    Brecht, after five years of admiring your work I can happily say that I can spell your name without looking. And I can tell you that even though I’ve spent years admiring the skill of your painting, I can finally say that I think I actually get it. Over time, Brecht’s erratic artworks have become increasingly crowded with characters, pop culture references, logos, and his trademark long-limbed creatures.

  7. Antoinecorbineau-6-int

    It’s my personal opinion that some of the most exciting creative work starts life as a side project to distract from commercial jobs. Such is definitely the case for Antoine Corbineau, a French illustrator and designer who has worked on a plethora of projects for commercial clients, drawing up large-scale, intricate scenes of characters interacting in an enormous, often map-like style. Potentially even more alluring, however, is Antoine’s painting work. It’s distinctly less bright, almost realist in its approach, depicting familiar domestic scenes and landscapes interspersed with small but resonant human activity. His attention to minute detail – the foliage of a plant, a picture frame, the icons on a computer screen – and his accuracy in creating scenes that you could swear you’d seen before makes this body of work oddly enchanting.

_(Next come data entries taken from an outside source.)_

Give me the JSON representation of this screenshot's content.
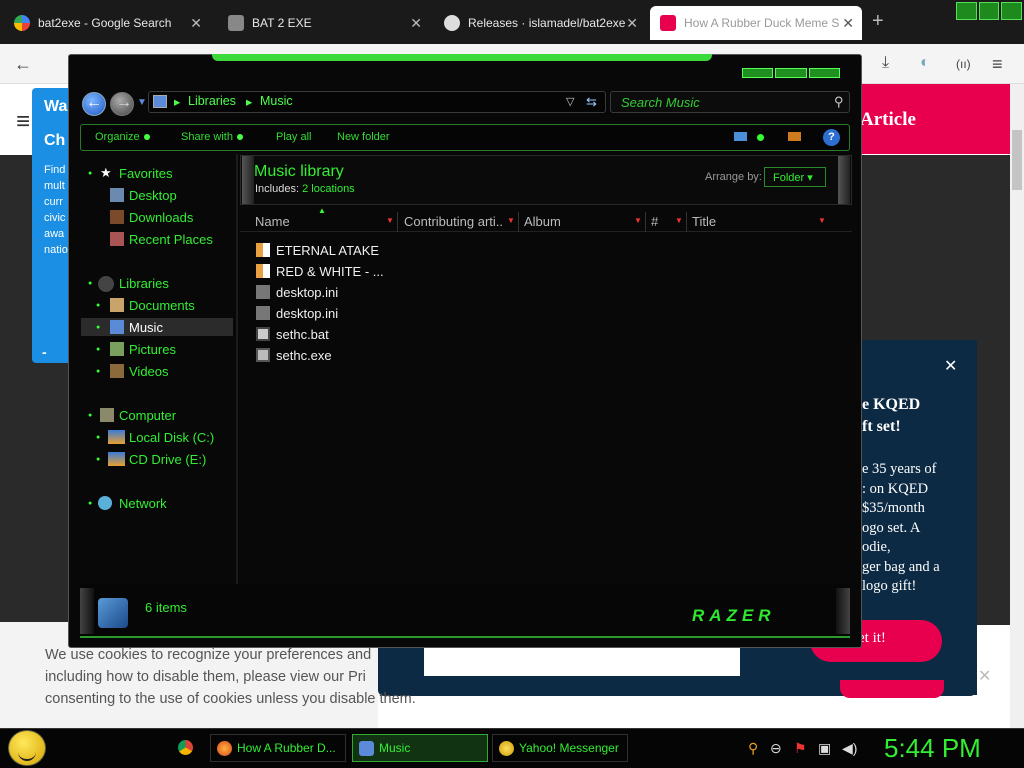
{
  "browser": {
    "tabs": [
      {
        "title": "bat2exe - Google Search",
        "icon": "google-icon"
      },
      {
        "title": "BAT 2 EXE",
        "icon": "page-icon"
      },
      {
        "title": "Releases · islamadel/bat2exe",
        "icon": "github-icon"
      },
      {
        "title": "How A Rubber Duck Meme S",
        "icon": "kqed-icon",
        "active": true
      }
    ],
    "new_tab": "+",
    "close_glyph": "✕"
  },
  "webpage": {
    "left_card": {
      "t1": "Wa",
      "t2": "Ch",
      "t3": "Find mult curr civic awa natio",
      "t4": "-"
    },
    "banner": "Article",
    "promo": {
      "close": "✕",
      "heading": "e KQED\nft set!",
      "text": "e 35 years of\n: on KQED\n$35/month\nogo set. A\nodie,\nger bag and a\nlogo gift!",
      "button": "et it!"
    },
    "cookie": {
      "line1": "We use cookies to recognize your preferences and",
      "line2": "including how to disable them, please view our Pri",
      "line3": "consenting to the use of cookies unless you disable them."
    }
  },
  "explorer": {
    "address": {
      "crumbs": [
        "Libraries",
        "Music"
      ]
    },
    "search_placeholder": "Search Music",
    "toolbar": {
      "organize": "Organize",
      "share": "Share with",
      "play_all": "Play all",
      "new_folder": "New folder",
      "help": "?"
    },
    "nav": {
      "favorites": "Favorites",
      "desktop": "Desktop",
      "downloads": "Downloads",
      "recent": "Recent Places",
      "libraries": "Libraries",
      "documents": "Documents",
      "music": "Music",
      "pictures": "Pictures",
      "videos": "Videos",
      "computer": "Computer",
      "local_disk": "Local Disk (C:)",
      "cd_drive": "CD Drive (E:)",
      "network": "Network"
    },
    "library": {
      "title": "Music library",
      "includes_label": "Includes:",
      "locations": "2 locations",
      "arrange_label": "Arrange by:",
      "arrange_value": "Folder ▾"
    },
    "columns": [
      "Name",
      "Contributing arti...",
      "Album",
      "#",
      "Title"
    ],
    "files": [
      {
        "name": "ETERNAL ATAKE",
        "icon": "folder-icon"
      },
      {
        "name": "RED & WHITE - ...",
        "icon": "folder-icon"
      },
      {
        "name": "desktop.ini",
        "icon": "settings-file-icon"
      },
      {
        "name": "desktop.ini",
        "icon": "settings-file-icon"
      },
      {
        "name": "sethc.bat",
        "icon": "batch-file-icon"
      },
      {
        "name": "sethc.exe",
        "icon": "exe-file-icon"
      }
    ],
    "status": "6 items",
    "brand": "RAZER",
    "colors": {
      "accent": "#33ee33",
      "background": "#080808"
    }
  },
  "taskbar": {
    "items": [
      {
        "label": "How A Rubber D...",
        "icon": "firefox-icon"
      },
      {
        "label": "Music",
        "icon": "explorer-icon",
        "active": true
      },
      {
        "label": "Yahoo! Messenger",
        "icon": "yahoo-messenger-icon"
      }
    ],
    "clock": "5:44 PM"
  }
}
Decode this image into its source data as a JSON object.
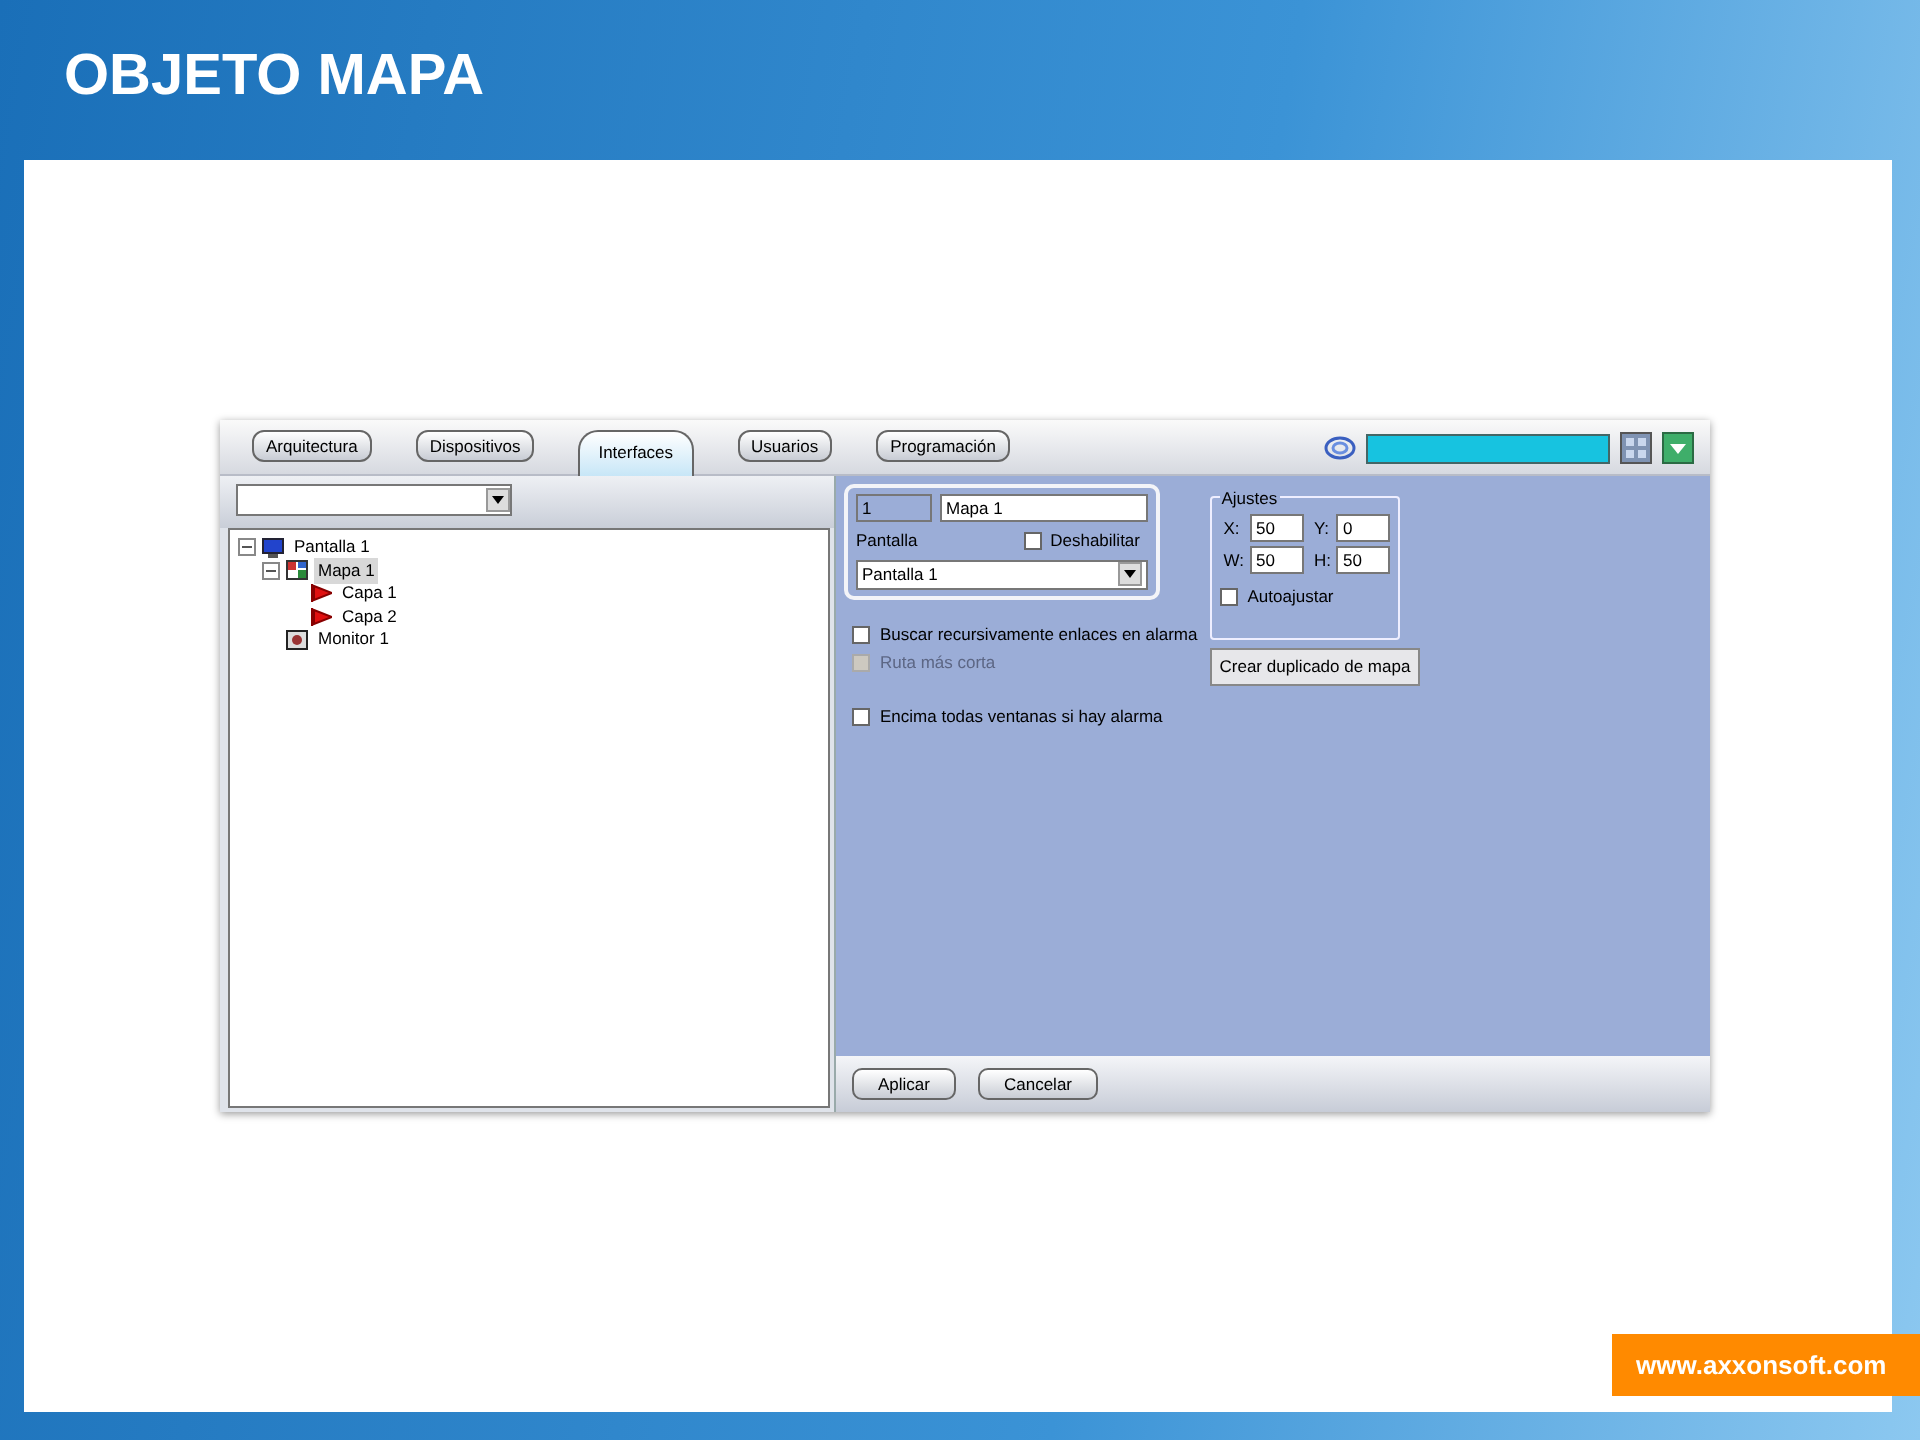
{
  "slide": {
    "title": "OBJETO MAPA",
    "footer_url": "www.axxonsoft.com"
  },
  "tabs": [
    {
      "label": "Arquitectura",
      "selected": false
    },
    {
      "label": "Dispositivos",
      "selected": false
    },
    {
      "label": "Interfaces",
      "selected": true
    },
    {
      "label": "Usuarios",
      "selected": false
    },
    {
      "label": "Programación",
      "selected": false
    }
  ],
  "tree": [
    {
      "label": "Pantalla 1",
      "kind": "screen",
      "expanded": true,
      "selected": false,
      "children": [
        {
          "label": "Mapa 1",
          "kind": "map",
          "expanded": true,
          "selected": true,
          "children": [
            {
              "label": "Capa 1",
              "kind": "layer",
              "selected": false
            },
            {
              "label": "Capa 2",
              "kind": "layer",
              "selected": false
            }
          ]
        },
        {
          "label": "Monitor 1",
          "kind": "monitor",
          "selected": false
        }
      ]
    }
  ],
  "properties": {
    "id": "1",
    "name": "Mapa 1",
    "screen_label": "Pantalla",
    "screen_value": "Pantalla 1",
    "disable": {
      "label": "Deshabilitar",
      "checked": false
    }
  },
  "adjust": {
    "title": "Ajustes",
    "fields": [
      {
        "label": "X:",
        "value": "50"
      },
      {
        "label": "Y:",
        "value": "0"
      },
      {
        "label": "W:",
        "value": "50"
      },
      {
        "label": "H:",
        "value": "50"
      }
    ],
    "autofit": {
      "label": "Autoajustar",
      "checked": false
    }
  },
  "options": [
    {
      "label": "Buscar recursivamente enlaces en alarma",
      "checked": false,
      "disabled": false
    },
    {
      "label": "Ruta más corta",
      "checked": false,
      "disabled": true
    },
    {
      "label": "Encima todas ventanas si hay alarma",
      "checked": false,
      "disabled": false
    }
  ],
  "duplicate_button": "Crear duplicado de mapa",
  "footer_buttons": [
    "Aplicar",
    "Cancelar"
  ]
}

  8. Sethbogart-ceramics-home

    Seth Bogart is quite the Renaissance man. The frontman of San Francisco-based band Hunx & His Punx is also an artist, producing paintings, drawings and ceramics; a video director; a photographer and a fashion designer. He has collaborated with Yves Saint Laurent and has his own store, Wacky Wacko, for which he also designs installations. Seriously, this guy.

  9. Ellakru-painting-7home-int

    Latvia-born Ella Kruglyanskaya now lives and works in New York, depicting cartoon-like friends and “frienemies” out-and-about in large-scale oil paintings and murals. Ella’s work is packed with bawdy humour, exaggerated forms, exuberant mark-making and interactions. She describes her intention as “pictorial events… [that] aspire to an unspoken punch line” – the content, references and line-work all filtered through comedy.

  10. Anniedescarteaux-collage-7home-int

    Annie Descôteaux’s work is confident, engaging and straight-forwardly slapstick. The Montreal-based artist works with installation, drawing and collage and has seen her work exhibited and discussed at conferences on colour theory. In equally impressive outings, it’s also appeared in Bloomberg and Pica magazines, among other publications. Annie’s collage work is well-balanced with clean lines, sharp colours and discreet humour; each piece littered with raw steak, fried eggs and shuttlecocks.

  11. Oliviervrancken-untitled-1-inthome

    Olivier Vrancken is a graphic designer and artist based in Holland. Painting and drawing his way through commissions and personal work, he is inspired by everything from primitive art to the great lyricists that are Black Sabbath. Olivier has exhibited all over Europe, his Cubist aesthetic and visual references laden with nods to cut-outs, still life, architecture and the human form. There’s a great colour palette to his work and some nice titles like Bad Hair Day and Wanderlust. Olivier’s work reminds me of the prints that appeared all over the T-shirts of the 1980s, in a good way.

  12. Menutnutnut-drawing-4-int

    Me nut nut nut was one of Jason Murphy’s daughter’s first utterances, and is now the name for his drawings of awkward stories of fear and incompetence. Inspired by the physical comedy of The Young Ones and The Ren & Stimpy Show, Jason’s drawings rely on comic intuition and references to real-life moments, like dropping a potato on his cat.

  13. Seamus_murhpy_pj-harvey_-recording-in-progress_-2015.-an-artangel-commission.-_1_int

    While we wait to take our turn to become a sort of strangely sanctioned voyeur as PJ Harvey records her ninth album, thinking about what’s ahead feels peculiar. Essentially, we’re going to see PJ (Polly Jean) Harvey, her band, producers Flood and John Parish, a photographer and two engineers making an album in a Something & Son-designed box, formed of glass that allows visitors to see in, while the musicians can’t see out.